No matter her team’s location, Coast of Atlanta’s Tawanaca has taken the opportunity to advertise into her own hands, resorting to a rustic cardboard sign and sidewalk promotion to lure potential customers to her truck. Has her team fallen victim to the Curse of the Bad Parking Spot and been forced to turn to alternative methods of marketing? Is her handmade advertisement a way to compete with nearby trucks? What else could the teams be doing to better their businesses?
Before you tune in this Sunday at 9pm/8c to find out which team goes home next, we’re challenging you, Food Truck fans, to write your best captions (tastefully appropriate, please) for this on-the-street moment in the comments below.
Which is your favorite food truck team so far? Cast your Fan Voteup to 10 times per day.
When Robert Irvine arrived at Gusanoz in Lebanon, N.H., husband-and-wife owners Nick Yager and Maria Limon were struggling to keep their six-year-old restaurant afloat. Locals once flocked to Gusanoz to taste Maria’s authentic Mexican food, but growing pains got the best of the restaurant and Maria had all but lost her passion for the business. Robert faced a big and expensive mess to clean up, from the decor to the tired menu. A few months after their Restaurant: Impossible makeover, Nick filled us in on how the new-and-improved Gusanoz is doing.
After a slow start, Nick reports that sales at Gusanoz are now steadily growing. To improve their bottom line, the owners took Robert’s advice and cut down on labor costs significantly: “Our total labor is approximately 28% weekly, slightly higher than the 27% Robert asked us for, but definitely in the right ballpark,” says Nick.

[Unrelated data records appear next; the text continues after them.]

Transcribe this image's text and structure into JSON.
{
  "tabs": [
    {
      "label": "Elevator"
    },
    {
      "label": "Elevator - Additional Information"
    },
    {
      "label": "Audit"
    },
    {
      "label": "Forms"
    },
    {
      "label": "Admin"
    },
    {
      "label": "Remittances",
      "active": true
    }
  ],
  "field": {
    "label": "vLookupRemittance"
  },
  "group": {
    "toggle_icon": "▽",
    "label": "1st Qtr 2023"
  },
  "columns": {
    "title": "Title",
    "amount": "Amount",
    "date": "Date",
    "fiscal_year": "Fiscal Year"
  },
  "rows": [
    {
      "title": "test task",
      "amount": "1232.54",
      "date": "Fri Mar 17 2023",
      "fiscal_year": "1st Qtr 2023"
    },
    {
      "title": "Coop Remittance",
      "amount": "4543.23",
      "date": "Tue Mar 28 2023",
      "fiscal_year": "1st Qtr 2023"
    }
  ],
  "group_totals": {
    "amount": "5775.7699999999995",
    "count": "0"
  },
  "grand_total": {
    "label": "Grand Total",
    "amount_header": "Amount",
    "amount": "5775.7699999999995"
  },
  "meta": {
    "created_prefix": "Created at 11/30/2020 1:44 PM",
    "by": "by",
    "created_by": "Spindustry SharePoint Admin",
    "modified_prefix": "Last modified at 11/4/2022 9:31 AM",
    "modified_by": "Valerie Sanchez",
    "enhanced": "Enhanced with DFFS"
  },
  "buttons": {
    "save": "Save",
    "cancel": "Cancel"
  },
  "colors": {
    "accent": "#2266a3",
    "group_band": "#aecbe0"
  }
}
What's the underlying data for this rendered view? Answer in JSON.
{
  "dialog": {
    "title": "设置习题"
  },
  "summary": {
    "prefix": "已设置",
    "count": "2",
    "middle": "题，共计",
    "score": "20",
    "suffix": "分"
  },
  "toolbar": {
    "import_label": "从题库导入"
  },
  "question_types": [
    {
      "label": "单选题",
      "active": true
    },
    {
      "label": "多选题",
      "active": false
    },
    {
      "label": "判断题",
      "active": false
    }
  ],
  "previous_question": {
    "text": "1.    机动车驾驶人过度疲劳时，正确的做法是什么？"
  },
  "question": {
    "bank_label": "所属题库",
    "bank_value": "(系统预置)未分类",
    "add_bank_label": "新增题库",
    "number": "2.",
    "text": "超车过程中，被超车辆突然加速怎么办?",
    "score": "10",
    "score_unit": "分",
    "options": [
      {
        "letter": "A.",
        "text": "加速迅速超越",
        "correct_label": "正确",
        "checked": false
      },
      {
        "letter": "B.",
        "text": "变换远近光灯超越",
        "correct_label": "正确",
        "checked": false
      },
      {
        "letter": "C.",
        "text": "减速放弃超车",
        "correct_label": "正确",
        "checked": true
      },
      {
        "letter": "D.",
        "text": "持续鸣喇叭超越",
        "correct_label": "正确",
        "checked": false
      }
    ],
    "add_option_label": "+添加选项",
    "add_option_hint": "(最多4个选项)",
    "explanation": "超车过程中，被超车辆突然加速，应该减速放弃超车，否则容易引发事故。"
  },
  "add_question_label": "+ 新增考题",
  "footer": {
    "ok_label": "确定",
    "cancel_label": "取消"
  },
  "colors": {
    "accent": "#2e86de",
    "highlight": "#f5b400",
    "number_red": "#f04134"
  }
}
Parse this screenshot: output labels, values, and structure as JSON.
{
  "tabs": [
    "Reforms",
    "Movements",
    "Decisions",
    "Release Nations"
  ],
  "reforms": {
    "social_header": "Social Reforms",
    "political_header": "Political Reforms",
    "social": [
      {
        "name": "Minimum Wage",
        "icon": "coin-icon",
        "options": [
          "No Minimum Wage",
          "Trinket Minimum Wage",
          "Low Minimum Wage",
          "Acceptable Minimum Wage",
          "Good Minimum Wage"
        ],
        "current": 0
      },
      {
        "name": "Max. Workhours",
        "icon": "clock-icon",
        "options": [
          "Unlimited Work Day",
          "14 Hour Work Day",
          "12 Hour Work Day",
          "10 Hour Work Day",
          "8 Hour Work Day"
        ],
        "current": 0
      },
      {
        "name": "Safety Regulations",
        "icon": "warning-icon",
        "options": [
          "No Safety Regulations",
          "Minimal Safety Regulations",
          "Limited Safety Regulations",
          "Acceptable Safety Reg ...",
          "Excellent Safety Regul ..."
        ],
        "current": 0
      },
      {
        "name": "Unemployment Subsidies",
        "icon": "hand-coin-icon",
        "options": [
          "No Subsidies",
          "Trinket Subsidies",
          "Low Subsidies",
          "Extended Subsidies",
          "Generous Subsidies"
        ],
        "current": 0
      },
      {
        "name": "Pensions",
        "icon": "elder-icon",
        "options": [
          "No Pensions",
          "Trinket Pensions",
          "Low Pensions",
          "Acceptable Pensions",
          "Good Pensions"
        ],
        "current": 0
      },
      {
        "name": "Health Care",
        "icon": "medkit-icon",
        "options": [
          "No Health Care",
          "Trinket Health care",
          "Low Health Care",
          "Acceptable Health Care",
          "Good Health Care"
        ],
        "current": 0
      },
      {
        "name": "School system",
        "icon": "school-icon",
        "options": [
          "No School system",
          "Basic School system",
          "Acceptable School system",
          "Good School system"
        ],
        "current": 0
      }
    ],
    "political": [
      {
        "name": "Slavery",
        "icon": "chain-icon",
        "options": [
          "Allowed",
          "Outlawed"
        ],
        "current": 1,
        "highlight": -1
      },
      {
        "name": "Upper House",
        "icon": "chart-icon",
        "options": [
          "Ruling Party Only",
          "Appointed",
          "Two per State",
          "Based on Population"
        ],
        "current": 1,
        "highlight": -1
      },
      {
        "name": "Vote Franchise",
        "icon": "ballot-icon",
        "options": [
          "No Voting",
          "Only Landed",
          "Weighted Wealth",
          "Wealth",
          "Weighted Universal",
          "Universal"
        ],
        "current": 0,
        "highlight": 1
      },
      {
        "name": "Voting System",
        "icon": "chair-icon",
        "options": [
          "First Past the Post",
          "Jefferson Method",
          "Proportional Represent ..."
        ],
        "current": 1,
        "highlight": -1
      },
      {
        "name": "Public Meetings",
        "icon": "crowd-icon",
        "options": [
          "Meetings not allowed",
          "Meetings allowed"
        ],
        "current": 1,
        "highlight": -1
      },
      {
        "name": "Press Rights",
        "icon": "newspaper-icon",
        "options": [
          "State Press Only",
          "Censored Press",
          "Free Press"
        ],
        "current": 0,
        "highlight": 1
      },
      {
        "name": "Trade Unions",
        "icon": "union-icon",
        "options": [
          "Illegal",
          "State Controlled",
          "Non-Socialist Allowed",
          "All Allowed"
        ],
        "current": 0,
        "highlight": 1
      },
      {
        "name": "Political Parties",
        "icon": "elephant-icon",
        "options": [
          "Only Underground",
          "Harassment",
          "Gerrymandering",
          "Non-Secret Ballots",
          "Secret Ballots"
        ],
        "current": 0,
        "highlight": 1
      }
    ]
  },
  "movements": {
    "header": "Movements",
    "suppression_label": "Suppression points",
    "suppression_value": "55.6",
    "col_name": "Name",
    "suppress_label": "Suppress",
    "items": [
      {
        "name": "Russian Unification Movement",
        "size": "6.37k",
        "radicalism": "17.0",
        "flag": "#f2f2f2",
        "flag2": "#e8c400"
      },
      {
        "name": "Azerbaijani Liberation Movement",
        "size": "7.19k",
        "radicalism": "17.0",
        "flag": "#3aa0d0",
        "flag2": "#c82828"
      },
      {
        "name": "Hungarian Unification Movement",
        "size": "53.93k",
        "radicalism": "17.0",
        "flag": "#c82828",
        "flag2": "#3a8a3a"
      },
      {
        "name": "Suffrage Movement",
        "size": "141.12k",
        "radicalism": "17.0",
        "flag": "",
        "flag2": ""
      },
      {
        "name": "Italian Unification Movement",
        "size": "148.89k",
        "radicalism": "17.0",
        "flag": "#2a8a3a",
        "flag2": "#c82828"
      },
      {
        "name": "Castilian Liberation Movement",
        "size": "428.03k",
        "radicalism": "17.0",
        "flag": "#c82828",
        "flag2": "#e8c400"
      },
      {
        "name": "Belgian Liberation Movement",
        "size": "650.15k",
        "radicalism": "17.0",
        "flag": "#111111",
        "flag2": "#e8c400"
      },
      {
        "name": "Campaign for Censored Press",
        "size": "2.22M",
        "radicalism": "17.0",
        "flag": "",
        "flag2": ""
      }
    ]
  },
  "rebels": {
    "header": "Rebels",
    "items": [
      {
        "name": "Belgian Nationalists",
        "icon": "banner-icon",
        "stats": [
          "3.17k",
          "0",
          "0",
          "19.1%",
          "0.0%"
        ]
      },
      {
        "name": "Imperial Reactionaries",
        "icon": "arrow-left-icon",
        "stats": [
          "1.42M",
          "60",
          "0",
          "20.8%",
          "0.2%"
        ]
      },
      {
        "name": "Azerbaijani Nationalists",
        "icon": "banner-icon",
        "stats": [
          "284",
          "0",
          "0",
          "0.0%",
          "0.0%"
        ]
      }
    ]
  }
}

Two trucks have already been eliminated on The Great Food Truck Race and fans are voicing their opinions for their favorite in the Fan Vote (you can vote up to 10 times per day). This week, we said goodbye to Barbie Babes and their Down-Under dishes. So that got us thinking: If you had to open up your very own food truck, which truck theme would you most likely identify with? Are you the king or queen of Italian cuisine like Pizza Mike’s or Nonna’s Kitchenette? Or do you dabble in the kitchen with international flavors like Seoul Sausage and Barbie Babes?